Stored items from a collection
Segment Open

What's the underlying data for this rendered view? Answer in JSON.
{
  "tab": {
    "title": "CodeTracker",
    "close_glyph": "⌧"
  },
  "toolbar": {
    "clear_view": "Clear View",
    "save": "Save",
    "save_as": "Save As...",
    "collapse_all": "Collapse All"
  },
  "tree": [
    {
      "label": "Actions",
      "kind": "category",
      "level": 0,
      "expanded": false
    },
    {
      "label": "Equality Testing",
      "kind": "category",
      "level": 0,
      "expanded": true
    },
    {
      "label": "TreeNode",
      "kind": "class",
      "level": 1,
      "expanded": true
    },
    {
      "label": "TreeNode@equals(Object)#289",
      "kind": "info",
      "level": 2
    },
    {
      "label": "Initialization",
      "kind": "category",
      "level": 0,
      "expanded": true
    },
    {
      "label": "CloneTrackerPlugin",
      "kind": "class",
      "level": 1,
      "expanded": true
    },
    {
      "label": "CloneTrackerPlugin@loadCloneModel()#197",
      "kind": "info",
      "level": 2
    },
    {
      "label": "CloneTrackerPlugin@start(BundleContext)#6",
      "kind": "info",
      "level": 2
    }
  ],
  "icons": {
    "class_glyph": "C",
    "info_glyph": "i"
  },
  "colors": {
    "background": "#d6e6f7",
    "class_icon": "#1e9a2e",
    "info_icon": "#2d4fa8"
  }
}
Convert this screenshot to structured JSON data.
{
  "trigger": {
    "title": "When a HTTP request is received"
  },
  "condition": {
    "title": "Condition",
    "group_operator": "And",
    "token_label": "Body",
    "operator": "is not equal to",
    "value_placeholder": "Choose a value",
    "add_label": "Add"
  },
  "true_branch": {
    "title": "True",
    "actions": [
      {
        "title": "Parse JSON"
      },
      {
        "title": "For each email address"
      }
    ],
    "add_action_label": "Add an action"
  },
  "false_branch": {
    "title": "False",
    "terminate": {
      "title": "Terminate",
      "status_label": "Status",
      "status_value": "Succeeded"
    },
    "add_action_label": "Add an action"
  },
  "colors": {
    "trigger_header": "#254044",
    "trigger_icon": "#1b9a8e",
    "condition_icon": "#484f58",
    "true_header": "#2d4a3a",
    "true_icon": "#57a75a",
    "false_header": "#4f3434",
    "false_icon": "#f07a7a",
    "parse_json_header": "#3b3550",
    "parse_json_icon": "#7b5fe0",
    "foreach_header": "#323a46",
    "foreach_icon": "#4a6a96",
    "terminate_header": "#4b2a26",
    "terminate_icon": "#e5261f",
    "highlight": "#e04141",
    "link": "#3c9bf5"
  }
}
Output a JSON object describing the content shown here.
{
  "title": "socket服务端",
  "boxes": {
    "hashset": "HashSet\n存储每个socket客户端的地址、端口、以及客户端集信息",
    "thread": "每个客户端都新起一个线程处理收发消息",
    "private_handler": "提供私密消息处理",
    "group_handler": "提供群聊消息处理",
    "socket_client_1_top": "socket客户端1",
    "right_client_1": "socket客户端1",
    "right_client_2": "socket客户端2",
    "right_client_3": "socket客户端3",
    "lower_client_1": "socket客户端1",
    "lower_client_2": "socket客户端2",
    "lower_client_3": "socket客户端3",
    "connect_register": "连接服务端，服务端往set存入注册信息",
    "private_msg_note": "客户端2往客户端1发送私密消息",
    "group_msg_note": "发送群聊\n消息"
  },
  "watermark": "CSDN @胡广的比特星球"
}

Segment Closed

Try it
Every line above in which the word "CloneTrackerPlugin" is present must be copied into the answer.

Completed exercise
      "label": "CloneTrackerPlugin",
      "label": "CloneTrackerPlugin@loadCloneModel()#197",
      "label": "CloneTrackerPlugin@start(BundleContext)#6",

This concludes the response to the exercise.